E dopo tante ricette dolci finalmente un piatto salato per la Daring Kitchen Challenge di Settembre! Semplice da fare e molto, molto saporita!
Per ora vi posto la ricetta in inglese, a breve la traduzione in italiano!
Scusate il post un po' frettoloso ma questi sono giorni pieni di scadenze da rispettare. Qualcuno mi spiega dove posso trovare il pulsante "Pausa" per fermare il tempo, almeno per un po'?!?
Patri of the blog, Asi Son Los Cosas, was our September 2012 Daring Bakers’ hostess and she decided to tempt us with one of her family’s favorite recipes for Empanadas! We were given two dough recipes to choose from and encouraged to fill our Empanadas as creatively as we wished!
5-1/3 cups (1280 ml) (750 gm) bread flour
2 cups (480 ml) of lukewarm water (about 85°F/30ºC), approximately
1 satchel (1 tablespoon) (15 gm) dry yeast or (1 oz) (30 gm) fresh yeast
2 teaspoons (10 ml) (11 gm) salt
4 tablespoons (60 ml) oil (you can use oil from the pan where you have cooked the filling)
1 large egg, for egg wash
Measure out all the ingredients.
Shift the flour into a big bowl and make a well in the middle. Rub the yeast in with your fingers.
In a small bowl, mix the water and the salt.
Now, using your fingers or a wooden spoon, start adding the water and mixing it with the flour-yeast mixture. Keep on working with your fingers or spoon until you have added enough water and all the flour has been incorporated and you have a messy ball of dough.
On a clean counter top, knead the dough for approximately 10 minutes
You could do all the above using a stand mixer, in that case mix the ingredients with the paddle attachment until mixed and then switch to a dough hook and knead on low for about 6 minutes.
Clean and oil the big bowl you used for mixing and place the kneaded dough in it. Cover it with a napkin or piece of linen and keep it in a warm, draught-free place for approximately 40 to 50 minutes.
Once risen, turn the dough back into a floured counter and cut it in half. Cover one half with the napkin to prevent drying.
Spread the other half of the dough using a rolling pin. You can use a piece of wax paper over the counter, it will make it easier to move the dough around. Depending on the shape of your oven pan or cookie sheet, you will make a rectangle or a round.
Now, the thinness of the dough will depend on your choice of filling and how much bread you like in every bite. For your first time, make it about 3mm thin (about 1/10th of an inch) and then adjust from that in the next ones you make.
For the tuna fish filling:
400 gm (14 oz) chopped onion (approximately 1 big onion or 2 medium-sized ones)
200 gm (7 oz) tomatoes (peeled and seeded)
1 small red pepper
2 garlic cloves
¾ cup (180 ml) olive oil
1 can (6.5 - 7 oz / 180 gm – 200 gm) of tuna fish in oil, drained
1 hard-boiled egg

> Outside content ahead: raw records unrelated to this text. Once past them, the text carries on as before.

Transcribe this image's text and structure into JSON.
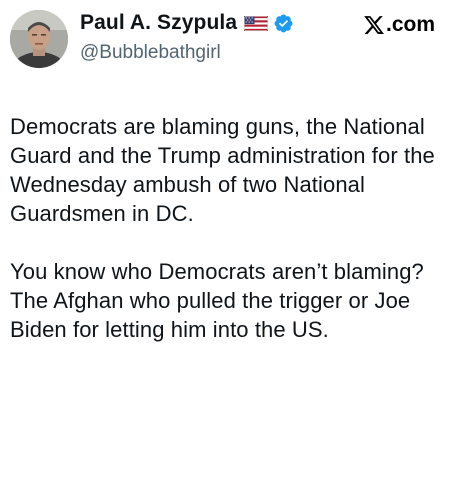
{
  "post": {
    "author": {
      "display_name": "Paul A. Szypula",
      "handle": "@Bubblebathgirl",
      "badges": [
        "us-flag-icon",
        "verified-icon"
      ]
    },
    "brand": {
      "icon": "x-logo-icon",
      "text": ".com"
    },
    "paragraphs": [
      "Democrats are blaming guns, the National Guard and the Trump administration for the Wednesday ambush of two National Guardsmen in DC.",
      "You know who Democrats aren’t blaming? The Afghan who pulled the trigger or Joe Biden for letting him into the US."
    ]
  },
  "colors": {
    "text": "#0f1419",
    "handle": "#536471",
    "verified": "#1d9bf0",
    "flag_red": "#b22234",
    "flag_blue": "#3c3b6e"
  }
}
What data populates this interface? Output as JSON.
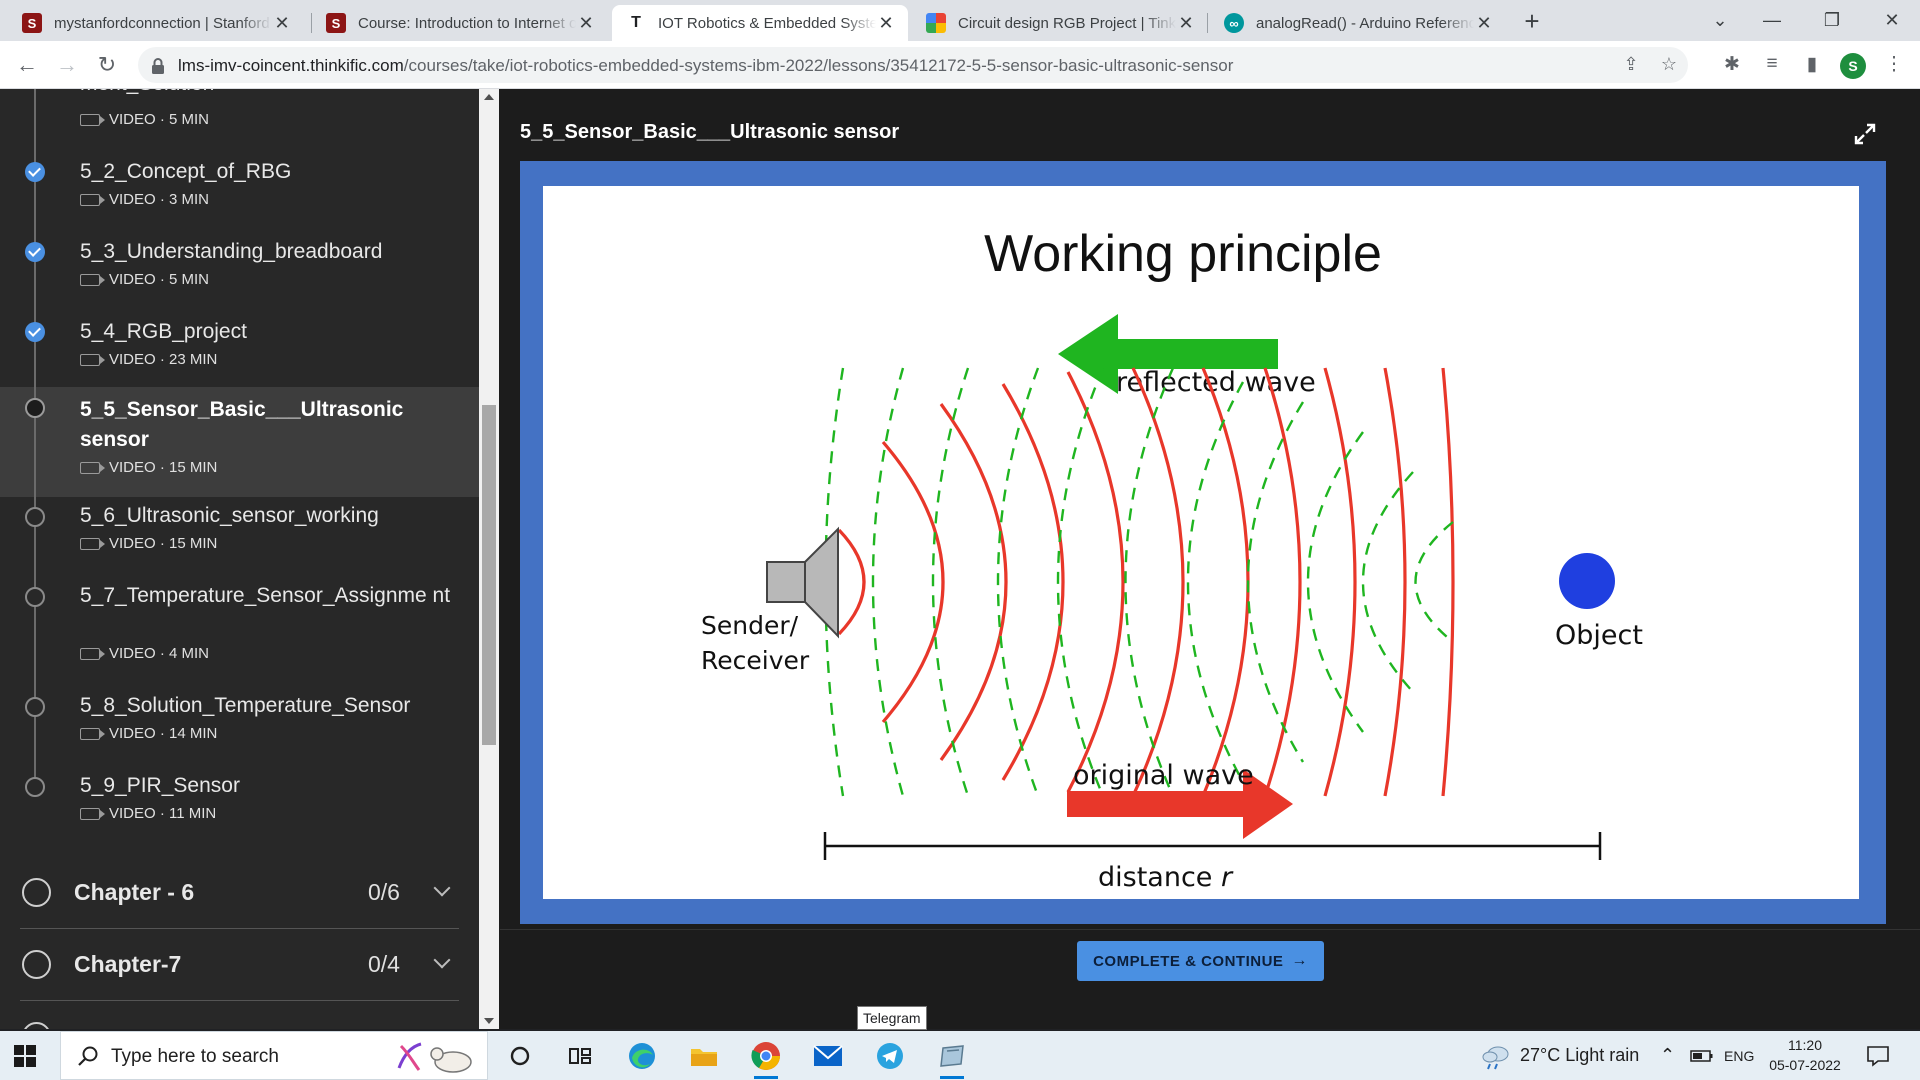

1 teaspoon sweet paprika (optional)
Heat the oil in a skillet
Fry the finely chopped onions, pepper and garlic until the vegetables are soft. Add then the tomatoes, chopped small, and cook until done.
Turn off heat and add the tuna fish and hard boiled egg, cut into less than bite sized pieces.
If adding the paprika, do so now and stir into the frittata.
Allow to cool for at least 30 minutes.
Assembling the empanada:
If you haven’t used wax paper, either lightly flour or line with wax paper your pan or tray.
Cover the base and sides with the dough. Using the rolling pin or a knife, cut the extra dough.
Place the filling, making sure it is cold and that all the base is covered. Using a hot filling will make the bottom layer of the empanada become soggy. Be careful to avoid adding too much oil from the filling, try to make it as “dry” as possible.
Start preheating your oven to moderate 350°F/180ºC/gas mark 4.
Take the other half of the dough and spread it out to the same or less thinness of the base. You can use a piece of wax paper for this too. Take into account that this “top” dough needs to be smaller around than the bottom, as it only needs to cover the filling.
If not using wax paper, move carefully the top to cover the filling. If using wax paper, transfer the dough, turn upside down, cover the filling and gently peel off the wax paper.
Using your fingers, join bottom and top dough, when you have gone all the way around, start pinching top and bottom together with your thumb and index finger and turning them half way in, that way you end up with a rope-like border.
When you are finished, make a 1 inch hole in the middle of the top layer. This will help hot air exit the empanada while it’s baking without breaking the cover.
You can use left-over dough to decorate the empanada, using rounds, bows, lines… let your imagination flow and make it pretty!
Using a fork, prick the top layer or, using scissors, make snips that go all the way through the layers.
In a small bowl, beat an egg and add a tbsp of cold water. With the pastry brush, paint the top of the empanada with the egg wash.
Place the empanada in the oven and bake for about 45 minutes. Check that the bottom part is done.